Which is precisely what they did for this episode. In an interview set up via the great democratizing agent called Twitter, our hosts spent a half hour with Shel Israel talking about the continuing evolution of markets into conversations. In a session that really is more conversation than interview, Israel spoke about the impact that Naked Conversations has had on his career, but more importantly about the changes that social media are engendering in the public relations field. It’s not a matter of if PR pros should engage with online influencers, he said, it’s a matter of how quickly they can rush to learn the new rules.

Shel Israel is brash, funny and very opinionated. This half-hour clip should give you an indication of why he’s become such a prominent voice in new media.

Download the podcast (30:58)

71: Mr. LinkedIn

Who says you can’t reinvent yourself after 20 years in the business? Not Chuck Hester. A veteran of technology public relations going back to the days of print, Hester has become a disciple of the business networking service LinkedIn. He uses LinkedIn to organize meetings and group dinners during his frequent travels and to maintain a list of hundreds of business contacts. When he wants to meet someone, he often starts with LinkedIn Answers or a query to his network. The strategy has drawn media attention and made Hester a master connector in tech media. And that’s paying off for his employer, e-mail service firm iContact. Chuck Hester shares some secrets of effective LinkedIn use in this interview.

Download the podcast (15:00)

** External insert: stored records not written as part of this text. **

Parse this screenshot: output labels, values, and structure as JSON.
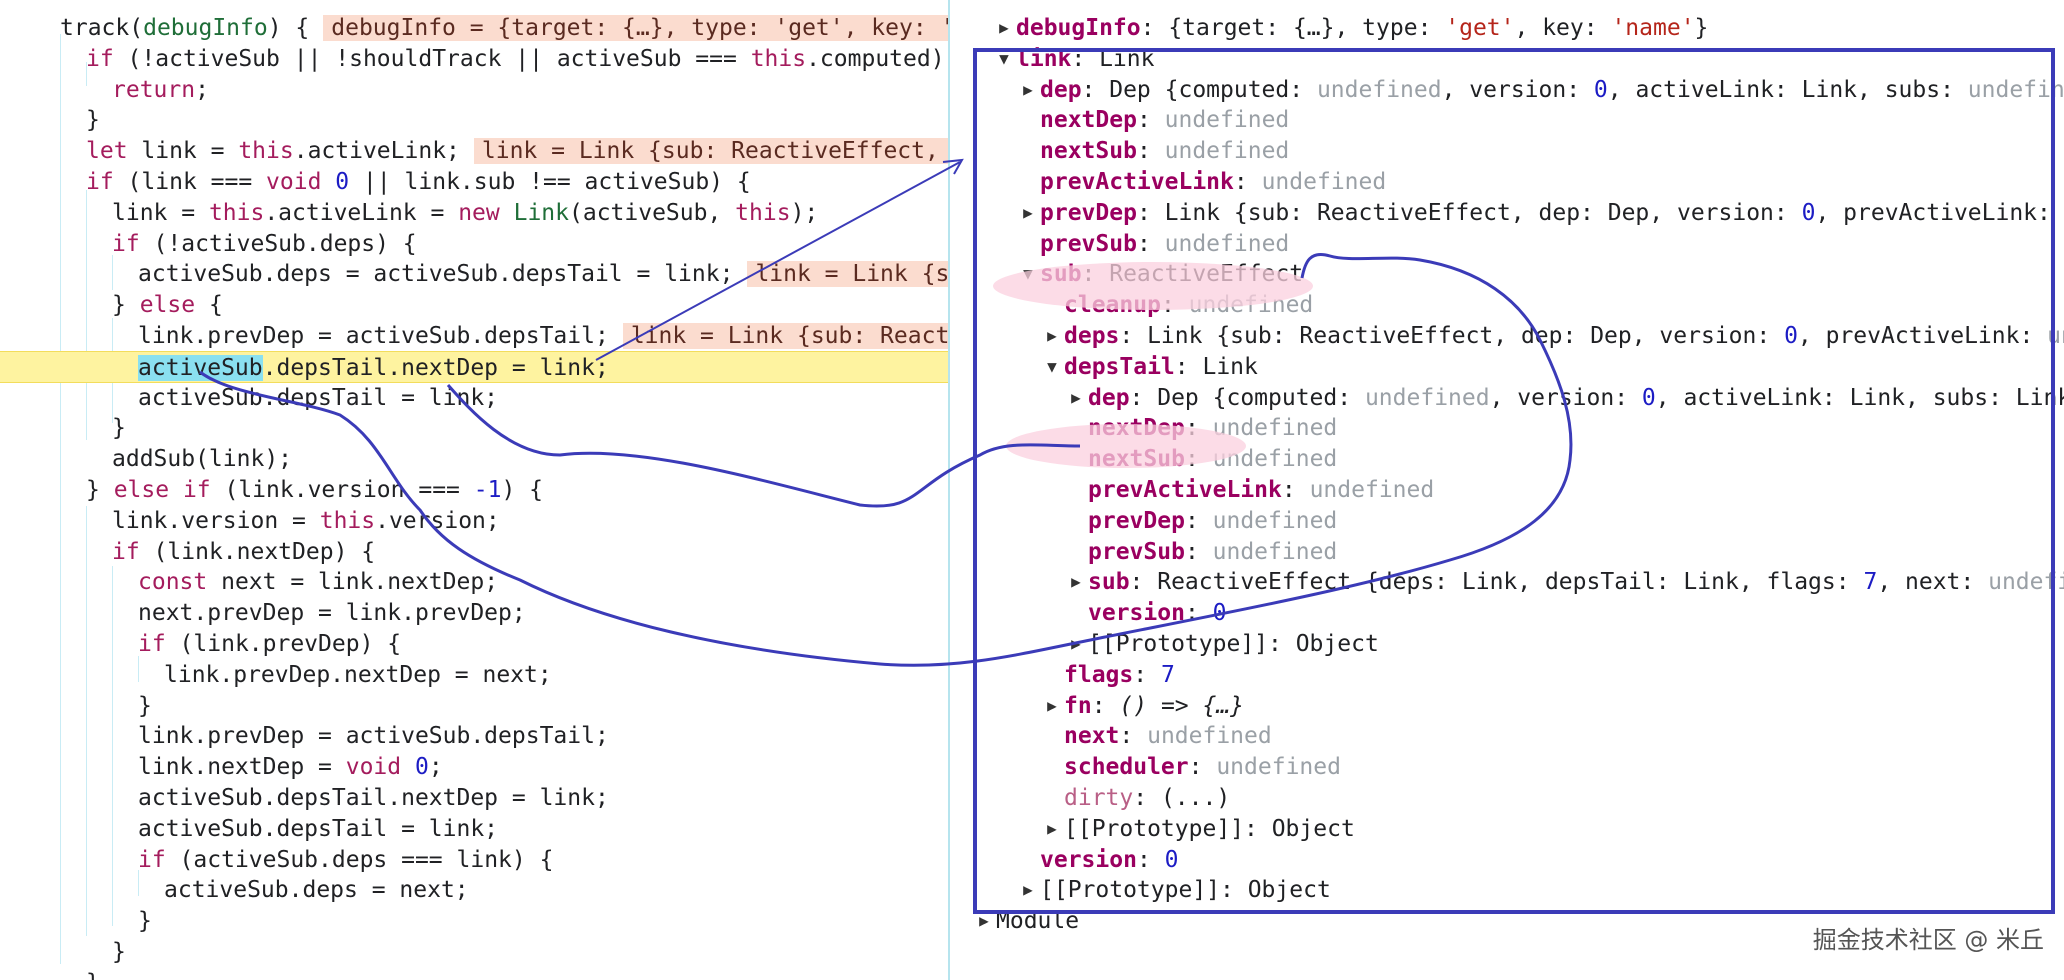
{
  "code_lines": [
    {
      "indent": 3,
      "html": "track(<span class=\"fn\">debugInfo</span>) {<span class=\"inline\">debugInfo = {target: {…}, type: 'get', key: 'name'}</span>"
    },
    {
      "indent": 4,
      "html": "<span class=\"kw\">if</span> (!activeSub || !shouldTrack || activeSub === <span class=\"kw\">this</span>.computed) {"
    },
    {
      "indent": 5,
      "html": "<span class=\"kw\">return</span>;"
    },
    {
      "indent": 4,
      "html": "}"
    },
    {
      "indent": 4,
      "html": "<span class=\"kw\">let</span> link = <span class=\"kw\">this</span>.activeLink;<span class=\"inline\">link = Link {sub: ReactiveEffect, dep: Dep}</span>"
    },
    {
      "indent": 4,
      "html": "<span class=\"kw\">if</span> (link === <span class=\"kw\">void</span> <span class=\"num\">0</span> || link.sub !== activeSub) {"
    },
    {
      "indent": 5,
      "html": "link = <span class=\"kw\">this</span>.activeLink = <span class=\"kw\">new</span> <span class=\"fn\">Link</span>(activeSub, <span class=\"kw\">this</span>);"
    },
    {
      "indent": 5,
      "html": "<span class=\"kw\">if</span> (!activeSub.deps) {"
    },
    {
      "indent": 6,
      "html": "activeSub.deps = activeSub.depsTail = link;<span class=\"inline\">link = Link {sub: ReactiveEffect}</span>"
    },
    {
      "indent": 5,
      "html": "} <span class=\"kw\">else</span> {"
    },
    {
      "indent": 6,
      "html": "link.prevDep = activeSub.depsTail;<span class=\"inline\">link = Link {sub: ReactiveEffect}</span>"
    },
    {
      "indent": 6,
      "exec": true,
      "html": "<span class=\"sel\">activeSub</span>.depsTail.nextDep = link;"
    },
    {
      "indent": 6,
      "html": "activeSub.depsTail = link;"
    },
    {
      "indent": 5,
      "html": "}"
    },
    {
      "indent": 5,
      "html": "addSub(link);"
    },
    {
      "indent": 4,
      "html": "} <span class=\"kw\">else if</span> (link.version === <span class=\"num\">-1</span>) {"
    },
    {
      "indent": 5,
      "html": "link.version = <span class=\"kw\">this</span>.version;"
    },
    {
      "indent": 5,
      "html": "<span class=\"kw\">if</span> (link.nextDep) {"
    },
    {
      "indent": 6,
      "html": "<span class=\"kw\">const</span> next = link.nextDep;"
    },
    {
      "indent": 6,
      "html": "next.prevDep = link.prevDep;"
    },
    {
      "indent": 6,
      "html": "<span class=\"kw\">if</span> (link.prevDep) {"
    },
    {
      "indent": 7,
      "html": "link.prevDep.nextDep = next;"
    },
    {
      "indent": 6,
      "html": "}"
    },
    {
      "indent": 6,
      "html": "link.prevDep = activeSub.depsTail;"
    },
    {
      "indent": 6,
      "html": "link.nextDep = <span class=\"kw\">void</span> <span class=\"num\">0</span>;"
    },
    {
      "indent": 6,
      "html": "activeSub.depsTail.nextDep = link;"
    },
    {
      "indent": 6,
      "html": "activeSub.depsTail = link;"
    },
    {
      "indent": 6,
      "html": "<span class=\"kw\">if</span> (activeSub.deps === link) {"
    },
    {
      "indent": 7,
      "html": "activeSub.deps = next;"
    },
    {
      "indent": 6,
      "html": "}"
    },
    {
      "indent": 5,
      "html": "}"
    },
    {
      "indent": 4,
      "html": "}"
    }
  ],
  "scope_lines": [
    {
      "depth": 0,
      "toggle": "collapsed",
      "html": "<span class=\"prop\">debugInfo</span>: {target: {…}, type: <span class=\"str\">'get'</span>, key: <span class=\"str\">'name'</span>}"
    },
    {
      "depth": 0,
      "toggle": "expanded",
      "html": "<span class=\"prop\">link</span>: Link"
    },
    {
      "depth": 1,
      "toggle": "collapsed",
      "html": "<span class=\"prop\">dep</span>: Dep {computed: <span class=\"undef\">undefined</span>, version: <span class=\"num\">0</span>, activeLink: Link, subs: <span class=\"undef\">undefined</span>, subsHead: Link}"
    },
    {
      "depth": 1,
      "toggle": "none",
      "html": "<span class=\"prop\">nextDep</span>: <span class=\"undef\">undefined</span>"
    },
    {
      "depth": 1,
      "toggle": "none",
      "html": "<span class=\"prop\">nextSub</span>: <span class=\"undef\">undefined</span>"
    },
    {
      "depth": 1,
      "toggle": "none",
      "html": "<span class=\"prop\">prevActiveLink</span>: <span class=\"undef\">undefined</span>"
    },
    {
      "depth": 1,
      "toggle": "collapsed",
      "html": "<span class=\"prop\">prevDep</span>: Link {sub: ReactiveEffect, dep: Dep, version: <span class=\"num\">0</span>, prevActiveLink: <span class=\"undef\">undefined</span>}"
    },
    {
      "depth": 1,
      "toggle": "none",
      "html": "<span class=\"prop\">prevSub</span>: <span class=\"undef\">undefined</span>"
    },
    {
      "depth": 1,
      "toggle": "expanded",
      "html": "<span class=\"prop\">sub</span>: ReactiveEffect"
    },
    {
      "depth": 2,
      "toggle": "none",
      "html": "<span class=\"prop\">cleanup</span>: <span class=\"undef\">undefined</span>"
    },
    {
      "depth": 2,
      "toggle": "collapsed",
      "html": "<span class=\"prop\">deps</span>: Link {sub: ReactiveEffect, dep: Dep, version: <span class=\"num\">0</span>, prevActiveLink: <span class=\"undef\">undefined</span>}"
    },
    {
      "depth": 2,
      "toggle": "expanded",
      "html": "<span class=\"prop\">depsTail</span>: Link"
    },
    {
      "depth": 3,
      "toggle": "collapsed",
      "html": "<span class=\"prop\">dep</span>: Dep {computed: <span class=\"undef\">undefined</span>, version: <span class=\"num\">0</span>, activeLink: Link, subs: Link, map: Map}"
    },
    {
      "depth": 3,
      "toggle": "none",
      "html": "<span class=\"prop\">nextDep</span>: <span class=\"undef\">undefined</span>"
    },
    {
      "depth": 3,
      "toggle": "none",
      "html": "<span class=\"prop\">nextSub</span>: <span class=\"undef\">undefined</span>"
    },
    {
      "depth": 3,
      "toggle": "none",
      "html": "<span class=\"prop\">prevActiveLink</span>: <span class=\"undef\">undefined</span>"
    },
    {
      "depth": 3,
      "toggle": "none",
      "html": "<span class=\"prop\">prevDep</span>: <span class=\"undef\">undefined</span>"
    },
    {
      "depth": 3,
      "toggle": "none",
      "html": "<span class=\"prop\">prevSub</span>: <span class=\"undef\">undefined</span>"
    },
    {
      "depth": 3,
      "toggle": "collapsed",
      "html": "<span class=\"prop\">sub</span>: ReactiveEffect {deps: Link, depsTail: Link, flags: <span class=\"num\">7</span>, next: <span class=\"undef\">undefined</span>}"
    },
    {
      "depth": 3,
      "toggle": "none",
      "html": "<span class=\"prop\">version</span>: <span class=\"num\">0</span>"
    },
    {
      "depth": 3,
      "toggle": "collapsed",
      "html": "[[Prototype]]: Object"
    },
    {
      "depth": 2,
      "toggle": "none",
      "html": "<span class=\"prop\">flags</span>: <span class=\"num\">7</span>"
    },
    {
      "depth": 2,
      "toggle": "collapsed",
      "html": "<span class=\"prop\">fn</span>: <i>() =&gt; {…}</i>"
    },
    {
      "depth": 2,
      "toggle": "none",
      "html": "<span class=\"prop\">next</span>: <span class=\"undef\">undefined</span>"
    },
    {
      "depth": 2,
      "toggle": "none",
      "html": "<span class=\"prop\">scheduler</span>: <span class=\"undef\">undefined</span>"
    },
    {
      "depth": 2,
      "toggle": "none",
      "html": "<span style=\"color:#b95f86\">dirty</span>: (...)"
    },
    {
      "depth": 2,
      "toggle": "collapsed",
      "html": "[[Prototype]]: Object"
    },
    {
      "depth": 1,
      "toggle": "none",
      "html": "<span class=\"prop\">version</span>: <span class=\"num\">0</span>"
    },
    {
      "depth": 1,
      "toggle": "collapsed",
      "html": "[[Prototype]]: Object"
    },
    {
      "depth": -1,
      "toggle": "collapsed",
      "html": "Module"
    }
  ],
  "watermark": "掘金技术社区 @ 米丘",
  "colors": {
    "annotation_stroke": "#3b3bb8",
    "highlight_pink": "#fbd0df",
    "exec_line": "#fef3a0"
  }
}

69: PR Strategies for Startups

 

Jason Calacanis

Jason Calacanis

This week Paul and David discuss some of the strategies that serial entrepreneur Jason Calacanis mentions in his subscriber-only mailing list (note: our recording is mistaken about where to find it) about PR strategies that have resonated with him. As he says in his post:
 
“You don’t need a PR firm, you don’t need an in-house PR person and you don’t need to spend ANY money to get amazing PR. You don’t need to be connected, and you don’t need to be a ‘name brand.'”
 
He talks about how you can be the brand, and be totally involved in what your company is doing. And always pick up the dinner check. They also talk about others who have succeeded in garnering positive press for little dough. Two jeers this week for Konica Minolta printers from David and Gannett’s reaction to the Gannett blog from Paul.

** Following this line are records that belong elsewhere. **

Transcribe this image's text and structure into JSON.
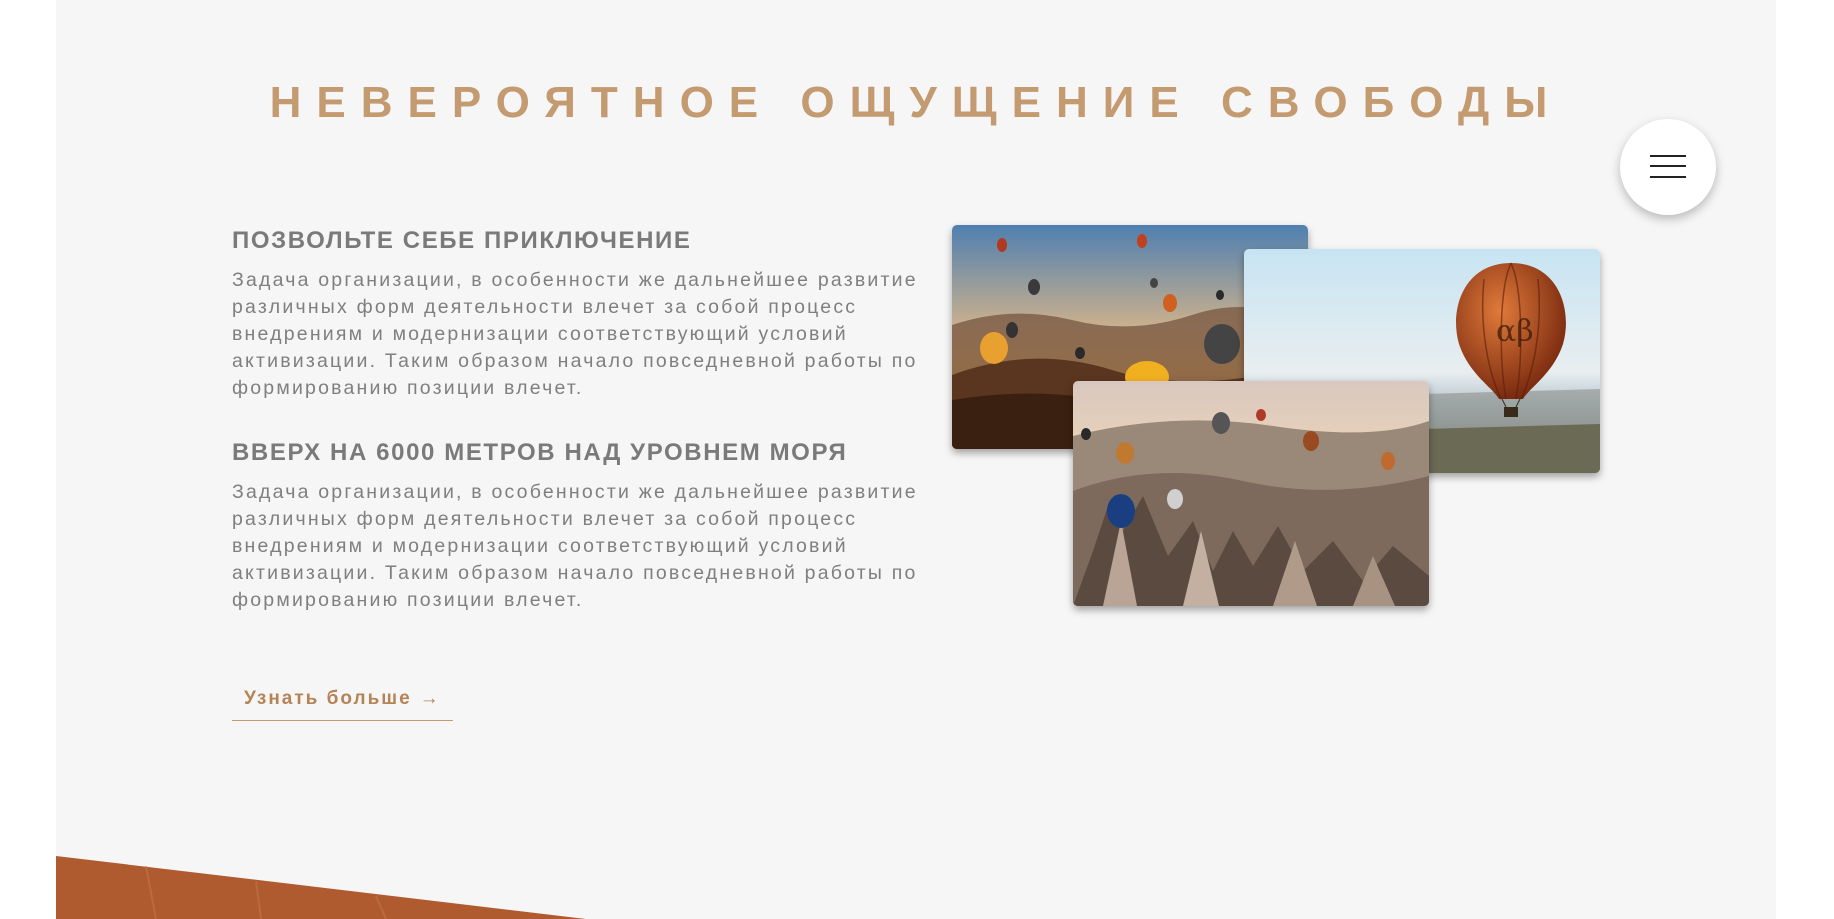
{
  "page": {
    "title": "НЕВЕРОЯТНОЕ ОЩУЩЕНИЕ СВОБОДЫ"
  },
  "menu_button": {
    "icon": "hamburger-menu-icon"
  },
  "sections": [
    {
      "heading": "ПОЗВОЛЬТЕ СЕБЕ ПРИКЛЮЧЕНИЕ",
      "text": "Задача организации, в особенности же дальнейшее развитие различных форм деятельности влечет за собой процесс внедрениям и модернизации соответствующий условий активизации. Таким образом начало повседневной работы по формированию позиции влечет."
    },
    {
      "heading": "ВВЕРХ НА 6000 МЕТРОВ НАД УРОВНЕМ МОРЯ",
      "text": "Задача организации, в особенности же дальнейшее развитие различных форм деятельности влечет за собой процесс внедрениям и модернизации соответствующий условий активизации. Таким образом начало повседневной работы по формированию позиции влечет."
    }
  ],
  "more_link": {
    "label": "Узнать больше",
    "arrow": "→"
  },
  "photos": [
    {
      "alt_icon": "balloons-sunset-photo"
    },
    {
      "alt_icon": "single-balloon-photo"
    },
    {
      "alt_icon": "cappadocia-valley-photo"
    }
  ],
  "colors": {
    "accent": "#c49a70",
    "text": "#7f7f7f",
    "background": "#f6f6f6"
  }
}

You can download and listen to the podcast here.

67: Exclusive woes

This week, Paul and David talk about when bad things happen in the PR-journalist supply chain when it comes to offering exclusive customer profiles to reporters. David is writing an upcoming article in Information Security magazine profiling four different endpoint security customers. He ran into a snag when one of the subjects was recently covered in a competitor: that coverage made things difficult for the subject and he asked David to pull the story from publication, because he was threatened with losing his job. PR people (in this case Visitech PR, the agency working for StillSecure) should know better: don’t shop customers around to competitors, especially direct competitors that are geared towards the same audiences and media markets, unless you want things to blow up in your face. And reporters have something to learn from this escapade as well in terms of how specific they need to be about demanding exclusives.

You can download the podcast here.

64: The Spinfluencer

Eric Schartzman

Eric Schwartzman

If you’re a PR professional, you can’t afford not to listen to On the Record…Online. For the past three years, this podcast has offered a steady stream insight on how journalists, marketers and new media innovators use the Internet to report the news and promote their businesses. Host Eric Schwartzman has anchored all 120 programs and in the process become a media influencer in his own right.

Paul came across On the Record…Online when he was writing The New Influencers and devoured program after program. He later devoted a couple of pages of the book to describing how the show had evolved from a conference promotion to become a staple of Schwartzman’s iPressroom service.

In this interview, Schwartzman talks about how On the Record…Online came into being, the impact it’s had on his business and how public relations is evolving in a world of fragmented media.

Download the podcast (27:39)